Scene 8.

Should some villager be judged to have committed some social misdemeanour, such as beating his wife, he was often, in the last century, subjected to the indignity of a custom known as ‘riding the stang’. This scene shows how an effigy of the offender was ridden on a pole (the stang) through the village, to the accompaniment of great tumult, and finally burned on the market cross.

Scene 9.

A little-used path from the beach at Hunmanby Gap to the villages inland was the scene of smuggling activities about 130 years ago. Here we see the smugglers at work delivering contraband to those villagers who objected to the duties enforced by the excisemen.

Scene 10.

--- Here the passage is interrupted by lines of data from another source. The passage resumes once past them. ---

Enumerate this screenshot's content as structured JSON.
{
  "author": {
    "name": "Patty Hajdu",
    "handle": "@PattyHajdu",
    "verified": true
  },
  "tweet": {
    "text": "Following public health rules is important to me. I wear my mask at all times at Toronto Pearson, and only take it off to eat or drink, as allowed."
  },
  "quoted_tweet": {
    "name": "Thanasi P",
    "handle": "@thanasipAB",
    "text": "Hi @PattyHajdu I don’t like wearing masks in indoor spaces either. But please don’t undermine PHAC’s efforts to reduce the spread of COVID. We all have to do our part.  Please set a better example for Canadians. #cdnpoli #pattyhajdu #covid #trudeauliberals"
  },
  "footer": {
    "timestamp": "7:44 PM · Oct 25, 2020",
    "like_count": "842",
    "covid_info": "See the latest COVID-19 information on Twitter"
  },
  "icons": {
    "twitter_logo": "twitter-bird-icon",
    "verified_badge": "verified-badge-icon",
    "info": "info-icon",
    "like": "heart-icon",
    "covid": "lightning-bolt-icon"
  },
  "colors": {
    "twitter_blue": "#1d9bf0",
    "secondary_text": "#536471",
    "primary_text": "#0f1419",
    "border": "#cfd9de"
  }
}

About 1840, a group of men and boys from the village formed the Lushington Band. They sang Christmas Carols to raise funds for various objects. Later they were known as The Widow Singers and the proceeds of their singing were devoted to the relief of poor and needy widows in the village. This scene shows their activities. The end of the scene will be a procession of all the players following the Widow Singers, forming a finale to the pageant.

Key historical figures mentioned

  • Gant, Gilbert de, earl of Lincoln (c.1123–1155/6) magnate
  • Thurstan (c.1070–1140) archbishop of York
  • Wrangham, Francis (1769–1842) writer and Church of England clergyman

Musical production

Performed by Hunmanby Silver Band

Newspaper coverage of pageant


Book of words

None noted.

Other primary published materials

  • Pageant of local history by the village children of Hunmanby. Programme. June 1951. Hull 1951. [Programme 1s.]

References in secondary literature


Archival holdings connected to pageant

  • Copy of Programme in East Yorkshire Archives, Beverley, Reference DDX1694/1/72

Sources used in preparation of pageant

  • Owston, Lucy M. Hunmanby, East Yorkshire: a story of ten centuries. Scarborough, 1948.


This is an example of the hundreds of village pageant held in association with the 1951 Festival of Britain (see Bedale, East Grinstead, and Home of the Chaine Folk). It was performed by local children, who mimed the action to the accompaniment of commentary. Like many village pageants, Hunmanby's focused on the lives of the ordinary people rather than of prominent historical figures.


How to cite this entry

Angela Bartie, Linda Fleming, Mark Freeman, Tom Hulme, Alex Hutton, Paul Readman, ‘Pageant of Local History’, The Redress of the Past,